**Task**
What lines in the records below contain the string "Include"? Copy every one.

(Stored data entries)
┌──

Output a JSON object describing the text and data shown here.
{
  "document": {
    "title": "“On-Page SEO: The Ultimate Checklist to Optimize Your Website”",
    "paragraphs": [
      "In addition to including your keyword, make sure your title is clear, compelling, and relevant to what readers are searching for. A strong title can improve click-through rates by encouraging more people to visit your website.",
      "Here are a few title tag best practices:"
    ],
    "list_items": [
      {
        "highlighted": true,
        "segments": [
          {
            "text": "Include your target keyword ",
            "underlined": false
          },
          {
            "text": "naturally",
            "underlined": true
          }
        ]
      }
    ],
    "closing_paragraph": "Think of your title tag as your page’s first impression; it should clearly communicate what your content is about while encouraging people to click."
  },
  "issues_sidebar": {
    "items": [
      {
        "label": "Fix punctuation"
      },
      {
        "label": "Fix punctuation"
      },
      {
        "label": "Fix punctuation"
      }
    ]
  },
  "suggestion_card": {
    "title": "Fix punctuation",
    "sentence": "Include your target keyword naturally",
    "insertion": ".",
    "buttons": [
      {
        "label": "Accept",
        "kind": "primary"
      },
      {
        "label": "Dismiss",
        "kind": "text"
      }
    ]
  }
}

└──

**Expected output**
            "text": "Include your target keyword ",
    "sentence": "Include your target keyword naturally",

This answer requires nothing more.